Despite improvements, language gaps at QGH continue: Nunavut minister
“It’s a continual challenge to make sure the staff we have are familiar with terminology”
Nunavut’s health minister, George Hickes, says his department is making progress in responding to complaints of poor language services at the Qikiqtani General Hospital, brought to light last year in a critical report by the Office of the Nunavut Languages Commissioner.
But there is still much to do, Hickes said.
“Are we satisfied where we are now?
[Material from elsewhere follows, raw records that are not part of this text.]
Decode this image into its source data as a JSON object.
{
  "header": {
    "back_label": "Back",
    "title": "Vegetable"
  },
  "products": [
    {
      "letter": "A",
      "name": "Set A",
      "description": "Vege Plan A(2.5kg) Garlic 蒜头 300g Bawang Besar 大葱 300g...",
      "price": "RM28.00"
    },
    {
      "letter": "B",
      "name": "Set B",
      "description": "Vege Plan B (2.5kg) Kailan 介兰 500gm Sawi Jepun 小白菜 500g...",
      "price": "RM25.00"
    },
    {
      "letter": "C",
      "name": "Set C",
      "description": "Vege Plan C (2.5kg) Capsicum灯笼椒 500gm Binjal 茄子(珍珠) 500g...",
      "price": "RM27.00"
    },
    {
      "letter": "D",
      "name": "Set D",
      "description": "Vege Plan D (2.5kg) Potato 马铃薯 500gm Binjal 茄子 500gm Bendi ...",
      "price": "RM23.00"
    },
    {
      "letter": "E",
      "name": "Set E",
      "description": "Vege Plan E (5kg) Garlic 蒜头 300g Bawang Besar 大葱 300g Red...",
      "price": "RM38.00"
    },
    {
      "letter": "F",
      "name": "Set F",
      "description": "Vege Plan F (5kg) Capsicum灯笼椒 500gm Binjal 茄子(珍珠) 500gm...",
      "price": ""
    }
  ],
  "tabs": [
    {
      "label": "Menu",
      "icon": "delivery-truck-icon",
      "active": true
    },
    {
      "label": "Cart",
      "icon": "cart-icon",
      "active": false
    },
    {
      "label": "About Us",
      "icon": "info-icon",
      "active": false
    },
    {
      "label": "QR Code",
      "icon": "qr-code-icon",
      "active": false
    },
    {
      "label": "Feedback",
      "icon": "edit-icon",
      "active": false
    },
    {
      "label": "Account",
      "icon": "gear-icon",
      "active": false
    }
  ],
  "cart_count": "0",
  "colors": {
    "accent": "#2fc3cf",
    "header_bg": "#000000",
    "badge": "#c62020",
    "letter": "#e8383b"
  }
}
No,” Hickes said in response to questions Feb. 24 from Iqaluit-Niaqunnguu MLA Pat Angnakak in Nunavut’s legislature.
“There are gaps, I recognize that and its something I deal with on a continual basis.”
Nunavut’s Office of the Language Commissioner, in a report tabled in May 2016, discovered that Nunavut’s largest hospital effectively had no language policy, as revealed in an investigation covering the period from March 2012 to March 2013.
Most hospital services were only available in English, the report found, resulting in severe problems for non-English, unilingual Inuktitut speakers in communicating and receiving treatment at the hospital.
“There is often a lack of Inuktitut interpretation at the hospital, especially for in-patients who have to stay there for an extended period of time,” Angnakak said, asking if Hickes could provide the chamber with exact numbers for translators working at the hospital.
Hickes replied that the number in interpreters available at QGH fluctuates, saying that often “we have to rely on casual workers.”
Specialized terminology for interpreters is currently taught in dedicated modules at the Nunavut Arctic College interpreter-translator program, which currently provides specialized terminology modules for its students, and Hickes, who called on more Nunavummiut to consider careers in the field.
“It’s a continual challenge to make sure the staff we have are familiar with terminology so that they can express in a clear and concise manner to our patients to make sure that they are aware and understand the circumstances,” he said.
Providing French-language services, Hickes admitted, is another matter entirely.
“One of the challenges that we have, providing French services, it can be a more infrequent request than Inuktitut services,” he said.
“We do rely on existing staff to provide and supplement the translation services for French,” Hickes said, adding the health department is in the process of hiring a French speaker for its Office of Patient Relations.
Nunavut MLAs created the office in 2013 in an effort to address longstanding, often-ignored grievances from patients and families of patients.
Hickes credited the office for reducing the number of complaints and identifying key areas of concern for his department.
“I can say with all confidence that the conditions are more open and more conducive to positive relationships with our patients,” he said.
“Personally I don’t get as many complaints as I’m sure former ministers may have had.”
While complaints might indeed be ebbing, health care in Nunavut and its sensitivity to non-English culture was highlighted again recently after a coroner’s report—released in February—concluded that language barriers were a contributing factor in the death of Annie Kootoo in 2015.
Hickes described Kootoo’s death as “heartbreaking,” Feb. 22 in response to questions in committee of the whole from Iqaluit-Sinaa MLA Paul Okalik.
“Just for the sake of the public and for all members here, we don’t wait to react to reports such as this,” Hickes said, referring to the coroner’s report.
He said his department’s review of Nunavut Coroner Padma Suramala’s report on Kootoo’s death is already underway.